State Formation, Statistics, and the Census of Canada, 1840-1875
The Politics of Population: State Formation, Statistics, and the Census of Canada, 1840-1875. By Bruce Curtis (Toronto, University of Toronto Press, 2001) 385 pp. $60.00
Curtis' study of "census making" in Canada from the period of union of Upper and Lower Canada through confederation adds to the growing list of case studies probing the relationship between state making and population counting (10). Curtis provides a rich historical account of the development of censuses in mid-nineteenth-century Canada and a strong theoretical analysis of census making as it relates to the emergence of liberalism, statistical internationalism, and the politics of representation and ethnic nationalism in modern states. The study can be read from a variety of viewpoints. Historians of Canadia and North America as well as those interested in historical census data, historians of science interested in the development of statistical methodologies, and social theorists, will find it a valuable resource.
Curtis starts his narrative with British imperial authorities restructuring Canadian state institutions on the heels of the armed insurrection in Lower Canada in 1837. At the time, Lower Canada, renamed Canada East, was Catholic, French, feudal, and rural, with an estimated population of 650,000; Upper Canada, renamed Canada West, was British, Protestant, and in debt, with an estimated population of 420,000. The new union legislature provided equal representation for the two sections. The census, which became a mechanism of developing a national intelligence and a national vision of Canada, was taken, with varying degrees of success, in the 1840s, 1852, and 1861. During the period, the problems of governance remained, and population dominance shifted to the West. Curtis traces out the details of the individual censuses, the problems in defining de jure or de facto population, and the problems of deploying a successful administrative effort in socially bifurcated Canada.
In 1867, the Canadian state was remade once again. The Dominion of Canada Act created a state of four provinces—New Brunswick, Nova Scotia, Ontario, and Quebec (the latter two were the new names for Canada West and Canada East). Representation in the House of Commons was to be determined by population, and the 1871 census was restructured under the supervision of Joseph-Charles Tache to provide the authoritative conceptualization of "population" in Canada. Tache "modernized" the administration of the census, though he was no liberal. In fact, he combined an ultramontane Catholicism with a commitment [End Page 151] to traditional virtues of rural Quebec, and his census aimed to illustrate as much. Ingeniously, for example, he classified ethnicities in detail for the "British"—listing those of English, Irish, Welsh, and Scottish descent—while leaving a unified "French" category. The "French" became "the largest nationality in Canada" (251). When the 1871 population count disappointed the nation, Tache defended his work, including responding to a recount of Montreal in 1872. The local press had predicted Montreal's population to be 150,000. The census reported 107,225. The Montreal City Council took a new census for February 1872. That count reported 118,000, more than the 1871 count, but considerably less than expected. The local officials were unable to convince Tache and federal authorities to change the official report.
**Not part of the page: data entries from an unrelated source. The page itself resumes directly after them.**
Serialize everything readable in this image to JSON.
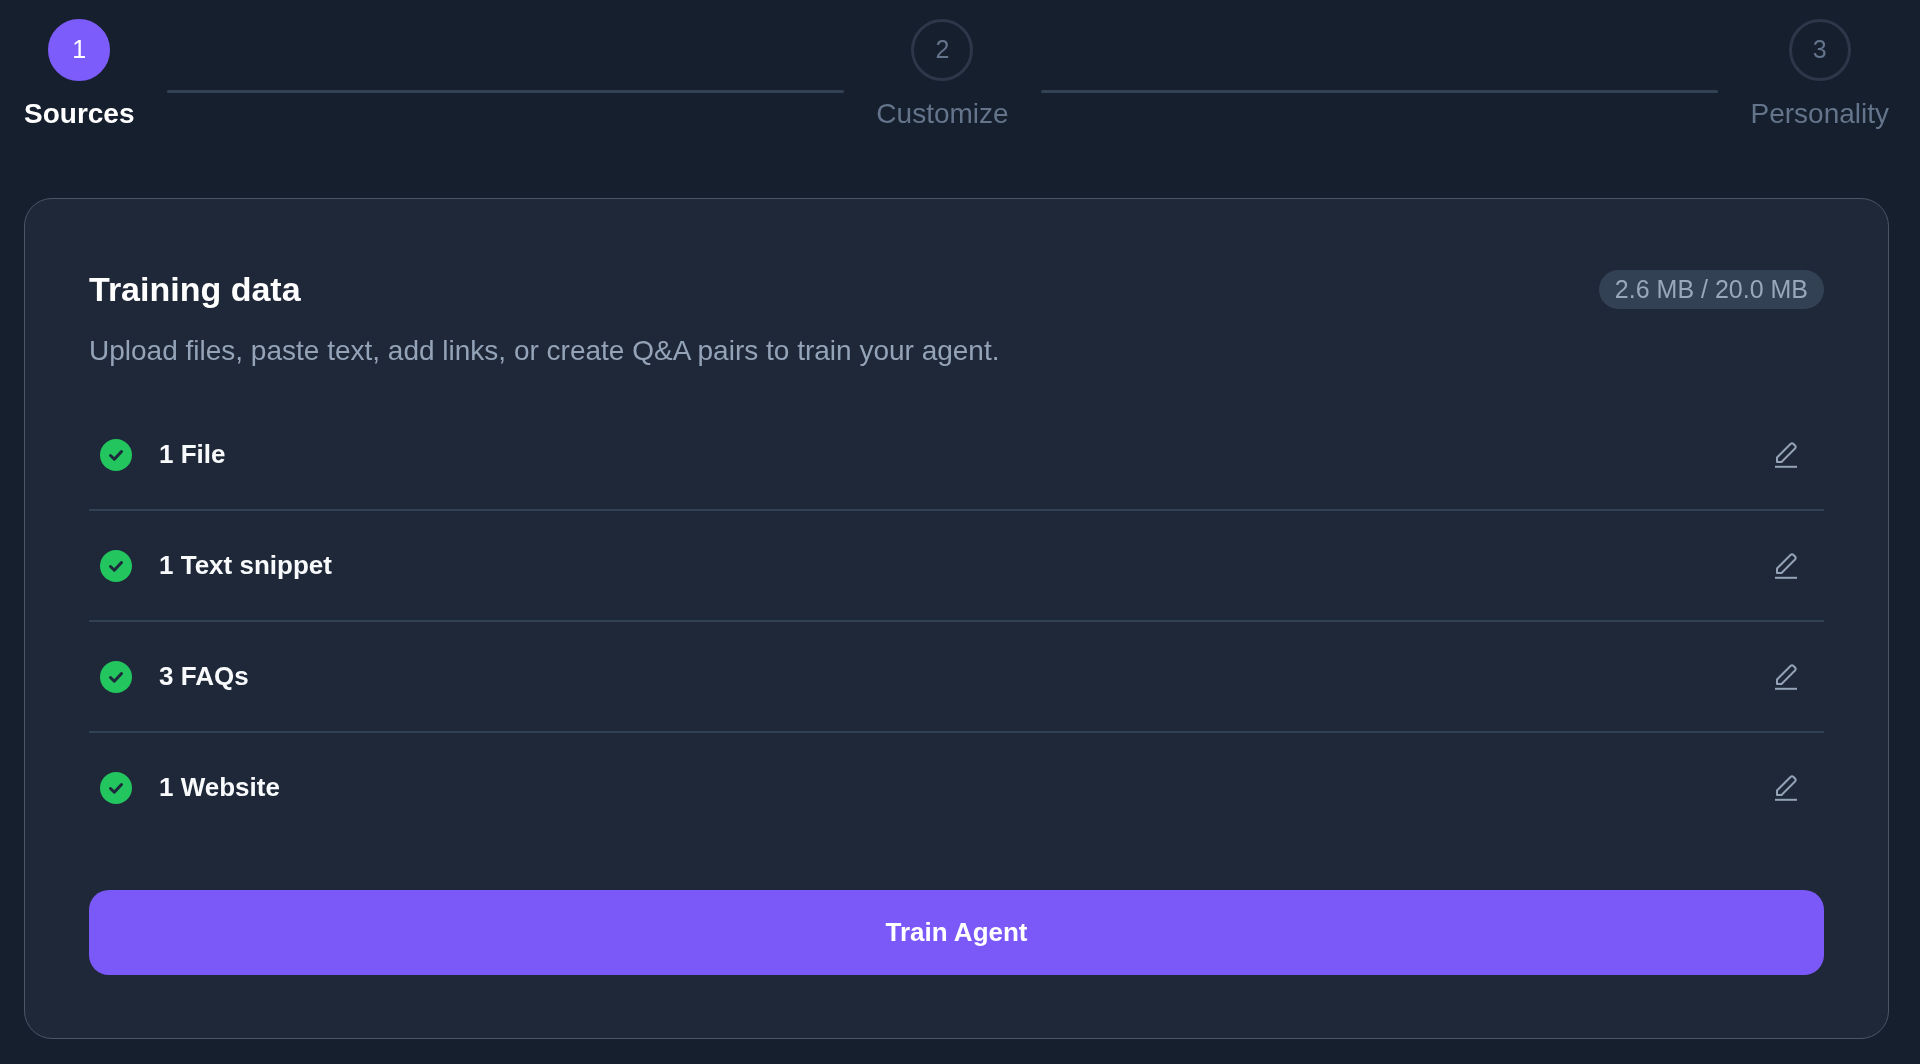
{
  "steps": [
    {
      "number": "1",
      "label": "Sources",
      "selected": true
    },
    {
      "number": "2",
      "label": "Customize",
      "selected": false
    },
    {
      "number": "3",
      "label": "Personality",
      "selected": false
    }
  ],
  "training_data": {
    "title": "Training data",
    "usage": "2.6 MB / 20.0 MB",
    "description": "Upload files, paste text, add links, or create Q&A pairs to train your agent.",
    "sources": [
      {
        "label": "1 File",
        "complete": true
      },
      {
        "label": "1 Text snippet",
        "complete": true
      },
      {
        "label": "3 FAQs",
        "complete": true
      },
      {
        "label": "1 Website",
        "complete": true
      }
    ],
    "train_button": "Train Agent"
  }
}
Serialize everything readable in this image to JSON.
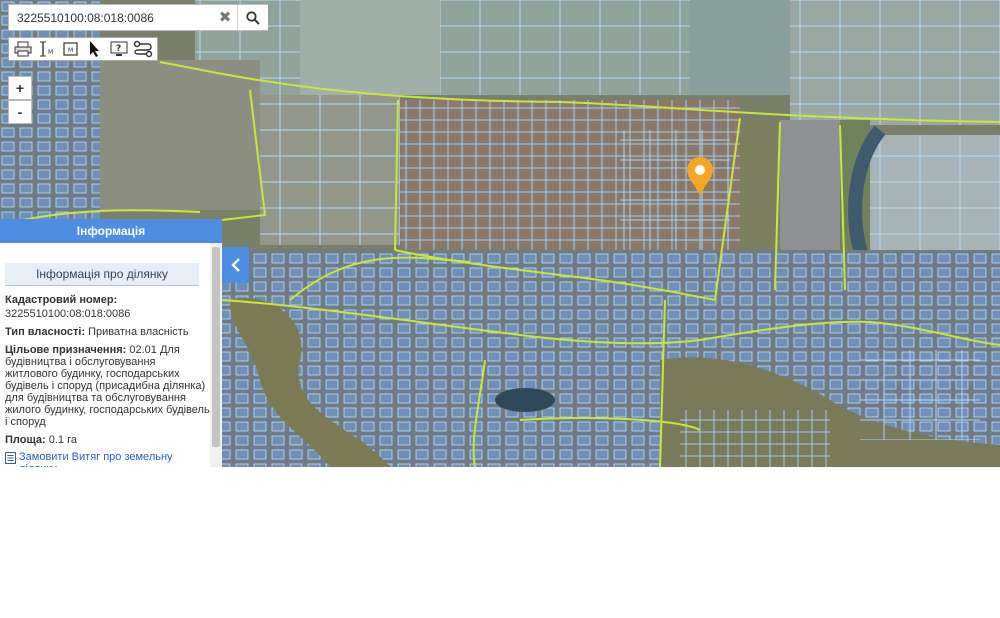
{
  "search": {
    "value": "3225510100:08:018:0086",
    "clear_icon": "close-icon",
    "search_icon": "search-icon"
  },
  "toolbar": {
    "tools": [
      "print-icon",
      "measure-line-icon",
      "measure-area-icon",
      "pointer-icon",
      "identify-icon",
      "route-icon"
    ]
  },
  "zoom": {
    "in_label": "+",
    "out_label": "-"
  },
  "info_panel": {
    "header": "Інформація",
    "subtitle": "Інформація про ділянку",
    "cadastral_label": "Кадастровий номер:",
    "cadastral_value": "3225510100:08:018:0086",
    "ownership_label": "Тип власності:",
    "ownership_value": "Приватна власність",
    "purpose_label": "Цільове призначення:",
    "purpose_value": "02.01 Для будівництва і обслуговування житлового будинку, господарських будівель і споруд (присадибна ділянка) для будівництва та обслуговування жилого будинку, господарських будівель і споруд",
    "area_label": "Площа:",
    "area_value": "0.1 га",
    "order_link": "Замовити Витяг про земельну ділянку"
  },
  "marker": {
    "icon": "map-pin-icon",
    "color": "#f5a623"
  },
  "colors": {
    "panel_header": "#4d8ee3",
    "parcel_outline": "#9fd3ff",
    "boundary": "#c8e63c"
  }
}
Curtis' study reveals how "science in the making" became "made science," as procedures for census making in Canada were invented, authorized, consolidated, and "black boxed" into procedures and classifications that could no longer be undone (17, 23, 305). He concludes by pointing out how Tache's "seemingly neutral numbers" still resonate and shape the discourse of "nationalist identity politics as fought out in contemporary Quebec" (316).
University of Wisconsin, Milwaukee